The weather around here was starting to feel decidedly fall-like over the weekend when suddenly it's 85 degrees and dripping humidity outside again today. I love fall and would happily dig out the pullovers and cardigans in August if I could. But oh well. Mondays are wash day, so we cranked up the AC again and dragged the giant laundry hamper down to the laundry room.
We city-dwellers do a lot of carrying--or "schlepping" as everyone in NYC calls it. Every day I find myself carrying something: usually the kid and her toys when she gets tired on the way home from the playground, the groceries from the supermarket, diapers and shampoo from the drugstore, fruits and vegetables on our daily jaunts to the greengrocer. The list never ends. The other day we dragged a humidifier all the way across town. Thank goodness we can hang bags from the handles of the stroller, but I've certainly built some powerful biceps over the years.
At one time, the Union Square Green Market sold those terrific string market bags you see every once in a while. I always meant to get myself one or two. They fit in the bottom of a handbag (or diaper bag) and can be used as a more environmental option to the ubiquitous plastic shopping bag. But I haven't been able to find them anywhere, despite looking at all the natural food stores in the area.
No matter. When I ran out of projects during our vacation, I nabbed Todd's computer and grabbed the pattern for the Saturday Market Bag off MagKnits. It was perfect: small, fast, and used cheap yarn that was available at the nearby megamart (no knitting shops to be found for miles!). And it was fun to knit lace with giant size 15 needles.

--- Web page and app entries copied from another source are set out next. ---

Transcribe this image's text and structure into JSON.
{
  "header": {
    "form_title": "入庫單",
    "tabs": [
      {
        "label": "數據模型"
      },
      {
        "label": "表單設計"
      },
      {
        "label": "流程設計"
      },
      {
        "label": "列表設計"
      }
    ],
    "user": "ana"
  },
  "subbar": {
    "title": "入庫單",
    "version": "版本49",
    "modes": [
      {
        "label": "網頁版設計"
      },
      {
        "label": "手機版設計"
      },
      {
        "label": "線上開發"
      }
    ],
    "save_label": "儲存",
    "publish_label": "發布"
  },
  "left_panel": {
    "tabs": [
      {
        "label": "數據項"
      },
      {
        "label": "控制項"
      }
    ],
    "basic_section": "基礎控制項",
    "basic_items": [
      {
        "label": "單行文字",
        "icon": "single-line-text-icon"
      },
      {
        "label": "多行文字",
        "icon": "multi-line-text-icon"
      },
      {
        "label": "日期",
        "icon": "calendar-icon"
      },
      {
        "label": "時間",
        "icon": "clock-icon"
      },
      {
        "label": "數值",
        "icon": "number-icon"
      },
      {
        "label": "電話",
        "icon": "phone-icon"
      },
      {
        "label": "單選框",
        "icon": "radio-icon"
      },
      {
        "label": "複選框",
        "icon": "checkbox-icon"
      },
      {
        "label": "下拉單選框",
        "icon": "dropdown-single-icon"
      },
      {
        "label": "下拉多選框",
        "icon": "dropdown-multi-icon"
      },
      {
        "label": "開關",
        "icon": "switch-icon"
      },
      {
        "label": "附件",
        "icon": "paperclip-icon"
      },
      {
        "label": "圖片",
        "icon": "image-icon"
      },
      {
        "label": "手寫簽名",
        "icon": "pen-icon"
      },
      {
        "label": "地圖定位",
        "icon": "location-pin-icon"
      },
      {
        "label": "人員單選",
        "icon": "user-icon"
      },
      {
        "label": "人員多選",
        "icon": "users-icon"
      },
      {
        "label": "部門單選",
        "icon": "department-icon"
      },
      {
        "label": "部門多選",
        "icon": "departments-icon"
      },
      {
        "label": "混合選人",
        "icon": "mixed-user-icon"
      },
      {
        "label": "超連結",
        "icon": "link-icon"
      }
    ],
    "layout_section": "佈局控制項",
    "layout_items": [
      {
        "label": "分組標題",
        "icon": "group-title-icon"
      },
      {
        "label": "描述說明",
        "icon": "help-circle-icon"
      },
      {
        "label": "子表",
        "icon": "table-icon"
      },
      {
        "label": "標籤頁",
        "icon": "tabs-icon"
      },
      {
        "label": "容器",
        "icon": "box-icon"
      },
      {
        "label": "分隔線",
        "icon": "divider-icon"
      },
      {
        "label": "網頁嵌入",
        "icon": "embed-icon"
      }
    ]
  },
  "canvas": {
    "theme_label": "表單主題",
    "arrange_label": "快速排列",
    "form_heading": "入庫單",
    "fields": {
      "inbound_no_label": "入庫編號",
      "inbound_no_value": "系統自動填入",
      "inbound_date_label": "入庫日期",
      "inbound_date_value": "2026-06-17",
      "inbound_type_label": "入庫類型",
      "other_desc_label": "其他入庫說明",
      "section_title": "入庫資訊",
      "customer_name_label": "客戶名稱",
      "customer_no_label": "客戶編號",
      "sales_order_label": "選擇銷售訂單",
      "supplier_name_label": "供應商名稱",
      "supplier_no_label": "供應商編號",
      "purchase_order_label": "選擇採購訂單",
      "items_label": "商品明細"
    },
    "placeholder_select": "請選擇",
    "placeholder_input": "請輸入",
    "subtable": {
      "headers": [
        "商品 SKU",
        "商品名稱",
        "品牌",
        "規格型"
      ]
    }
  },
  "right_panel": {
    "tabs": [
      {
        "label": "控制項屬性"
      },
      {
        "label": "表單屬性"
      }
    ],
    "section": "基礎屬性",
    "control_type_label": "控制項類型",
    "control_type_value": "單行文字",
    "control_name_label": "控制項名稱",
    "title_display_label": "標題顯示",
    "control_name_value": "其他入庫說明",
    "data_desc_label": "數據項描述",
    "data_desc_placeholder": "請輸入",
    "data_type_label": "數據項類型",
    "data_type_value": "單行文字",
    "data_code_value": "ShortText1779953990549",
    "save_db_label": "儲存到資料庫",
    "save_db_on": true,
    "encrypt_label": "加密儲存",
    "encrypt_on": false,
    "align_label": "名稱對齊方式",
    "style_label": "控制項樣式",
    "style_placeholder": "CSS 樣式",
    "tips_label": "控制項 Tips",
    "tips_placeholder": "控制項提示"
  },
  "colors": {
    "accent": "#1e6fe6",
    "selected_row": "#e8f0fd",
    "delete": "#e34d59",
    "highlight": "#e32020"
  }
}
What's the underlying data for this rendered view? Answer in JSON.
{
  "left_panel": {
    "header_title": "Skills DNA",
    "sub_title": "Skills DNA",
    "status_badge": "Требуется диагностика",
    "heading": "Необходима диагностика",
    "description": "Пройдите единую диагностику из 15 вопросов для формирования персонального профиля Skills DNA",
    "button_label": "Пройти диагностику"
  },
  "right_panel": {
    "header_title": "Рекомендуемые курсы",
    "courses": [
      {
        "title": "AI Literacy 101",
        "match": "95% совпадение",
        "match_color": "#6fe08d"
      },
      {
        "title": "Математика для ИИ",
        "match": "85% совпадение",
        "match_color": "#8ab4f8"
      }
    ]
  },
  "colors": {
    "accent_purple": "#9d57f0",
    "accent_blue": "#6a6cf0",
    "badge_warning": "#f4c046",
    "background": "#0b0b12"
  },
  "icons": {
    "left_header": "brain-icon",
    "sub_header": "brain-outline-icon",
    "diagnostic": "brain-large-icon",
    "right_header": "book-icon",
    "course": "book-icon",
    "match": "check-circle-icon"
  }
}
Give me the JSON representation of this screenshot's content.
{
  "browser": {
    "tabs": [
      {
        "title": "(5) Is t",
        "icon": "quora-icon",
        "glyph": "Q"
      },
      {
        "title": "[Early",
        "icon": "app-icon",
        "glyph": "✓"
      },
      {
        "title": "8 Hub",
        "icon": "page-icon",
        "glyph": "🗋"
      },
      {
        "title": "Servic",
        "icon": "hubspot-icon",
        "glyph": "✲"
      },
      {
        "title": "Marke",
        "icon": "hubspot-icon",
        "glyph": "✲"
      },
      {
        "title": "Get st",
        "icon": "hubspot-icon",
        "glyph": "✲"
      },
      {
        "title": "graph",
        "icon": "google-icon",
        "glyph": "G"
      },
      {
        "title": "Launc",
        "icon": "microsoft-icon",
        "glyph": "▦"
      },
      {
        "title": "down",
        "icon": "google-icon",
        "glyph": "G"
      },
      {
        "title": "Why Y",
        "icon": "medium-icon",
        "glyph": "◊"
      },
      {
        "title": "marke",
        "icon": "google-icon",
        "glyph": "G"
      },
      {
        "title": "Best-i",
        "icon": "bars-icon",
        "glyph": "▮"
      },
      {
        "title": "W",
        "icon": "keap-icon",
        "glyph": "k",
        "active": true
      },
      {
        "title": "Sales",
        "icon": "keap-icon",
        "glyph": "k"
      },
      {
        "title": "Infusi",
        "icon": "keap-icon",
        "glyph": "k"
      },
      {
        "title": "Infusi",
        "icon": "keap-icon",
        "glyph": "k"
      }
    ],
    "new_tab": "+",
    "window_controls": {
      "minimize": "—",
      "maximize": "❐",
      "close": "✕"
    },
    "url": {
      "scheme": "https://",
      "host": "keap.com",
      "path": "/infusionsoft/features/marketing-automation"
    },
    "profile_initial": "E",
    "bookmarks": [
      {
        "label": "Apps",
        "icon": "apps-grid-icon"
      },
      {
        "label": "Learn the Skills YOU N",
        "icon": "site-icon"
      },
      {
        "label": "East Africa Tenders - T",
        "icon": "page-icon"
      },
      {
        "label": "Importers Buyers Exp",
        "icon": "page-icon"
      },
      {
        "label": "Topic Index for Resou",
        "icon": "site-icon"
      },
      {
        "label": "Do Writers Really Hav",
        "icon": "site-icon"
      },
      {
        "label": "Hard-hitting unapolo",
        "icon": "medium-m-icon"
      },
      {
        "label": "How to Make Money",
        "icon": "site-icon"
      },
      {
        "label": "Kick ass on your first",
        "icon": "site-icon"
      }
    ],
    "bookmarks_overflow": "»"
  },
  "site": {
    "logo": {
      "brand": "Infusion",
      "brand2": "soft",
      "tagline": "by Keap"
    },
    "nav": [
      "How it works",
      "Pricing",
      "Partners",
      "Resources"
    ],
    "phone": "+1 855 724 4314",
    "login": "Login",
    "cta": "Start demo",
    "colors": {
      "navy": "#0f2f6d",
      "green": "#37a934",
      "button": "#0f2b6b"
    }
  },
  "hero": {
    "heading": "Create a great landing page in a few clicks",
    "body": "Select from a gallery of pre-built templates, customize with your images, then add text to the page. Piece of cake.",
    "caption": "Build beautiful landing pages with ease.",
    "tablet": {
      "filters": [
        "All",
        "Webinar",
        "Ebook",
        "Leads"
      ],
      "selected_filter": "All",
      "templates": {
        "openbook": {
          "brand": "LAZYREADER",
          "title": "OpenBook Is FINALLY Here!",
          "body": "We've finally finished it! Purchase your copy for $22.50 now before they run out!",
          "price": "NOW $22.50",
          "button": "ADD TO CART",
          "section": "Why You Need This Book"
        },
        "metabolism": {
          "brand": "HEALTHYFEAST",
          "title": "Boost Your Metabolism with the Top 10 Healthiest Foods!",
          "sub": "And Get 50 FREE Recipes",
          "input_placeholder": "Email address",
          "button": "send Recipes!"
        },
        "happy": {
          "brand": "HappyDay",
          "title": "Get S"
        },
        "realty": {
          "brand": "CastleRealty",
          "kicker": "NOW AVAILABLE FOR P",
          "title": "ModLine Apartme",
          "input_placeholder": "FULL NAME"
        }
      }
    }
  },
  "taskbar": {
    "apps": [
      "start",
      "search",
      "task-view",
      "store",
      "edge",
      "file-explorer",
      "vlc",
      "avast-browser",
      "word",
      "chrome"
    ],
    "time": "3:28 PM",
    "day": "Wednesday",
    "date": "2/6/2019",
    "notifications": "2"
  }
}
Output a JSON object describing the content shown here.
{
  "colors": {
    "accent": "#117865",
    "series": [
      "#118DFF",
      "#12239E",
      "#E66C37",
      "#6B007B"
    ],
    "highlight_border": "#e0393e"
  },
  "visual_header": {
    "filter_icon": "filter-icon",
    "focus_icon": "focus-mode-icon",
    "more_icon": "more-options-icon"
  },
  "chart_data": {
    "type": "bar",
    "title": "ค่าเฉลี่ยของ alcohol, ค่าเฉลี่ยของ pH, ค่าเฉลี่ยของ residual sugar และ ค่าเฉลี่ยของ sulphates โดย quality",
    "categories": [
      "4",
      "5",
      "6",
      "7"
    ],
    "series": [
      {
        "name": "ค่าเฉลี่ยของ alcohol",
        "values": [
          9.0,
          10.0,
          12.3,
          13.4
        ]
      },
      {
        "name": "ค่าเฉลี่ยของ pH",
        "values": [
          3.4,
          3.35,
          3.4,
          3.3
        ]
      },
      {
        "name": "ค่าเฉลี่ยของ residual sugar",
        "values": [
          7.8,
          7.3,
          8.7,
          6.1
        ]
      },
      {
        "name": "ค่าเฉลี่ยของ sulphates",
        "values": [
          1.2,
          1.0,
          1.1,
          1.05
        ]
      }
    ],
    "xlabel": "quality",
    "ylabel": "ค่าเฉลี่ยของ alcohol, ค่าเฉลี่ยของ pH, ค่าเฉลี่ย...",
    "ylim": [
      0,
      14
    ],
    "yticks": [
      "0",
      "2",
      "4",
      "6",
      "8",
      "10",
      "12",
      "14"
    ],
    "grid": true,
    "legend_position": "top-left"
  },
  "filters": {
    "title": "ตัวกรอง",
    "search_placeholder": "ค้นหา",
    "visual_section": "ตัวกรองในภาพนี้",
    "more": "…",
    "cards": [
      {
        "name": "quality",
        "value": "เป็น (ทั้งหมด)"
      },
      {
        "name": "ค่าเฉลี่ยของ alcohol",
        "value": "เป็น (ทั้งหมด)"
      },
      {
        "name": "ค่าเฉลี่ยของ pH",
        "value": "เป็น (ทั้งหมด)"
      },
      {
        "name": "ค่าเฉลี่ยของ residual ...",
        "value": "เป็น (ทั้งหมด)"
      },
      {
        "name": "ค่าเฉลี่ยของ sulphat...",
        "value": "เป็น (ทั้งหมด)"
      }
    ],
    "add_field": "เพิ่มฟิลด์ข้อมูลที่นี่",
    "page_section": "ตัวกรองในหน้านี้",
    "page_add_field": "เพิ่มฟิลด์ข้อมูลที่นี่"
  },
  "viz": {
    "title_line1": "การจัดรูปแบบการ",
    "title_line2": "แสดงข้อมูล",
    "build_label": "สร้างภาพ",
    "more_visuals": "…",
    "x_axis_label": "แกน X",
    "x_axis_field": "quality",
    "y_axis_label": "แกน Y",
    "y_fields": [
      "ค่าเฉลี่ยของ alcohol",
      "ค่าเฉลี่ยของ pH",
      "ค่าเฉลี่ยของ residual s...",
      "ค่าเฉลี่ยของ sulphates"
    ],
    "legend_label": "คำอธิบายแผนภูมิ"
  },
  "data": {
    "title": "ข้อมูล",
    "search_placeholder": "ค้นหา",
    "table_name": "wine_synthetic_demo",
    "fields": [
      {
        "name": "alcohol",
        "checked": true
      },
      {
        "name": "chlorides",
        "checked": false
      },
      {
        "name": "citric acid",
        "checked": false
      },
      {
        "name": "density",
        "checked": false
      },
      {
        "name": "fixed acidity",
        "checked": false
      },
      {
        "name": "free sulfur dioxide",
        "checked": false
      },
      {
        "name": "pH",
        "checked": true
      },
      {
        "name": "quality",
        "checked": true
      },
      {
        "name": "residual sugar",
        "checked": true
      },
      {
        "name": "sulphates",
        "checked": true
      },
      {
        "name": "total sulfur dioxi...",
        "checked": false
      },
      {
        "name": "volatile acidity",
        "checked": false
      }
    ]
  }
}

I changed the pattern to make the bag a bit narrower, and I knit the front and back as one piece (no bottom seam). I also made two separate shorter straps instead of one long strap. And I love it! We use it almost every day, and it expands to fit more than I imagined it could hold.
Ok, due to popular request here are the changes I made to the pattern, as best I can remember:
First of all, I cast on and knit only 35 stitches instead of the 45 stitches the pattern suggests. I knit the repeat approximately 14 times, then cast off and folded the knitting in half to form the bag shape. Sew the side seams together and the bag itself is done. By the way, I recommend using bamboo or wooden needles when knitting the bag, since aluminum needles are really slippery. It can be very easy to drop lose a stitch when your needles are so slick. The pattern for the lace is quite simple but feels a little awkward to knit. Be patient with yourself!
Instead of using a circular needle and picking up stitches all the way around the bag, I worked each side separately. I picked up approximately 26 stitches in the center of one side of the bag, leaving a couple of inches free on either side. I knit those 26 stitches in garter stitch for 4 rows, then put the first 4 stitches on a stitch holder, cast off 18 stitches, and continued to knit the last 4 stitches in garter stitch for approximately 48 rows. Remember, the straps will stretch a lot when you start using the bag, so make them shorter than you think they'll need to be.
Join the strap to the 4 stitches on the stitch holder using Kitchner stitch (Joelle's book gives great instructions for this). And do the same thing on the other side of the bag.
Here's a little illustration to give you a better idea what I did. It's not pretty, but I think it gets the point across.
I hope that makes sense, but please let me know if you want me to clarify any of the instructions.